- Learning to pick up a new instrument
- Starting a club or organization at school, or joining one and working to improve it
- Teaching and mentoring a known skill to someone else
Service is the component of CAS that all projects should focus on. It’s easiest to combine with the other two components, If you’re applying to college/university, there’s a good chance you’re looking for opportunities to gain service hours and prove that you’re a student who cares about the community around them. Service projects can be a great way to do this. Here are a few ideas to get you started:
- Waste removal/waste management. This includes something as small as picking litter from the beach, or as big as teaming up with local waste management services to improve their system. The scale of the service doesn’t matter as much as performing and committing to it.
- Fundraising events, with the proceeds being donated to a charity of the student’s choice, this is often well paired with creativity and action, as it can be something like a sports game or a showcase of creativity (like an art gallery). Proof of donation is very important for services like this.
- Volunteering can be a great way to provide service, places such as hospitals, food drives and animal shelters are always searching for any help they can get, and these are relatively easy ways to log supervised service hours, as you can easily volunteer over a weekend.
How is CAS Scored?
As mentioned earlier, CAS submissions require a log of hours and supervision from an appointed supervisor. This supervisor is responsible for double checking you completed your projects and committed to service hours. They also provide feedback on your actions. Usually, this supervisor is a teacher, but if you’re volunteering outside of school, it can be a staff member from the organization you are working with. More importantly than hours, IB checks if you’re meeting their criteria of the following five stages:
- Investigation: Identifying interests early on in the course, your skills and talents and how they can be used for CAS. Investigation also includes how you scout your area for volunteering opportunities.
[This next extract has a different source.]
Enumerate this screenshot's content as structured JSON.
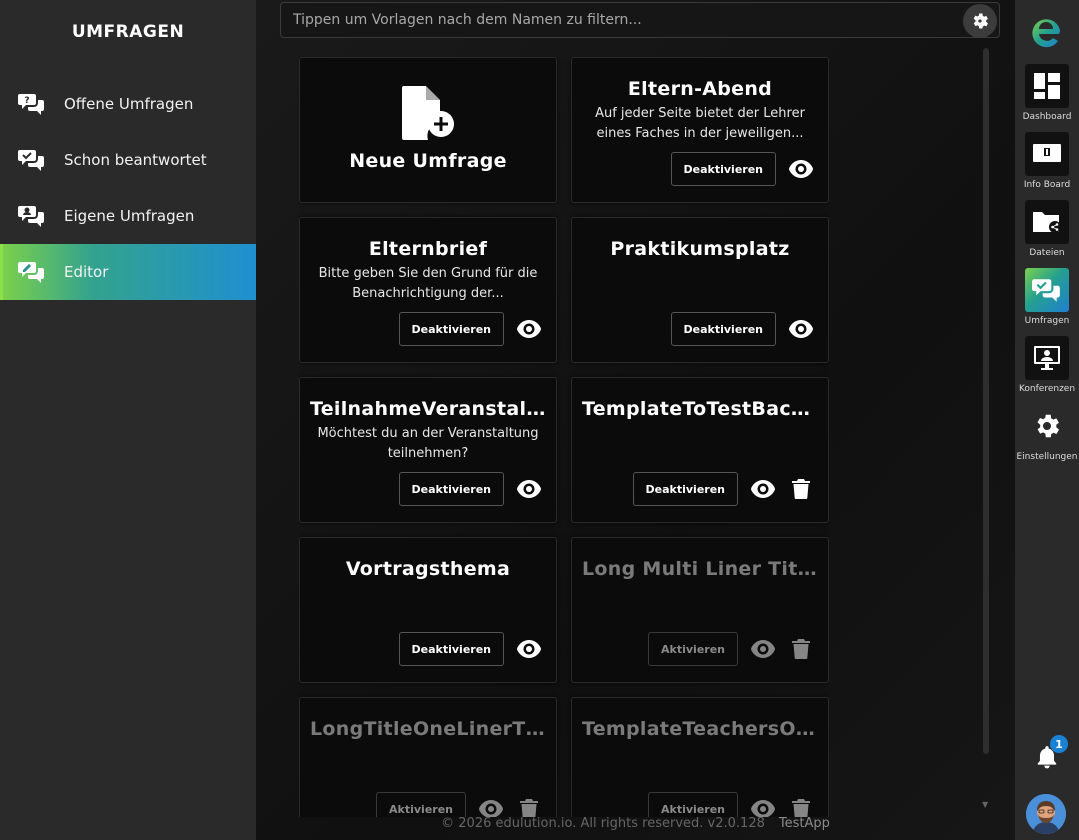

- Preparation: Creating a plan based on investigations, searching for required resources and opportunities to act on your project plan, and gaining any knowledge and skills required to move on.
- Action: At this point, a plan should be ready and acted up on. This step demonstrates decision-making and critical thinking, such as having back up plans ready in case your CAS project doesn’t end up going the way you hoped for. Accounting for mishaps and situations out of your control is something IB actively searches for when looking at CAS submissions.
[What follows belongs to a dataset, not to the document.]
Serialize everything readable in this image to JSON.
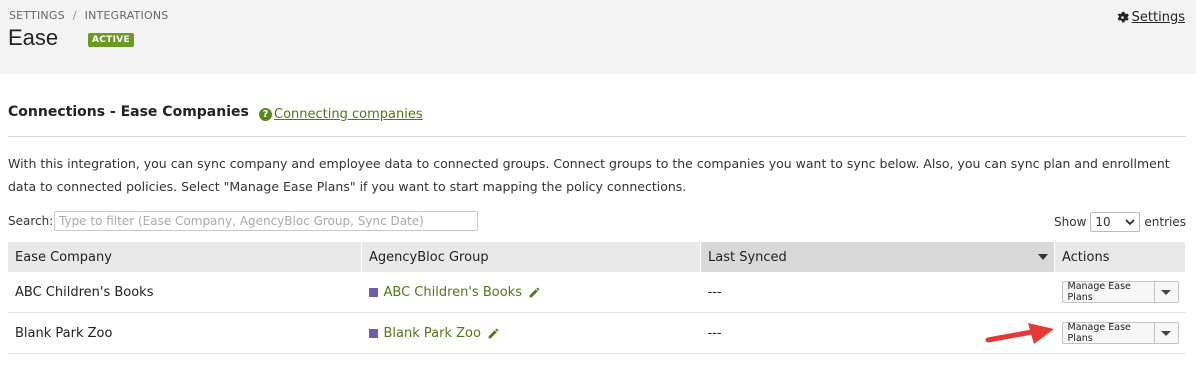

- Reflection: After the completion of the projects, you will reflect upon your work, what you could have done better, how you could have improved the overall CAS experience, and how fulfilled you felt from your project.
- Demonstration: Recording logs and documents are submitted to a CAS portfolio, which can be something as simple as a folder with all the proof of work obtained over the course of your CAS experience. This portfolio should contain your reflections and notes from your supervisor.
While CAS isn’t given a numerical grade like anything else in IB, it’s simply decided as a pass or fail grade. Passing CAS is a required component for earring the diploma. Don’t leave your project for the last minute, as it requires time to plan, and could also get in the way of your examinations.
Scoring well in IB doesn’t require extensive and amazing performance in CAS, but performing well in CAS not only ensures a chance of getting the diploma, but also helps you prepare a better college application, especially with all those service hours. Getting the 45 on IB requires determination and perseverance, two qualities taught by sticking with CAS. IB can be difficult but it can be rewarding once you understand how to prepare. For a better understanding of how your current grades, and extracurriculars stack up for college admissions, try out CollegeVine’s free admissions calculator, which is a tool that uses your test scores, GPA, extracurriculars and more to calculate your chances of admissions to your dream schools.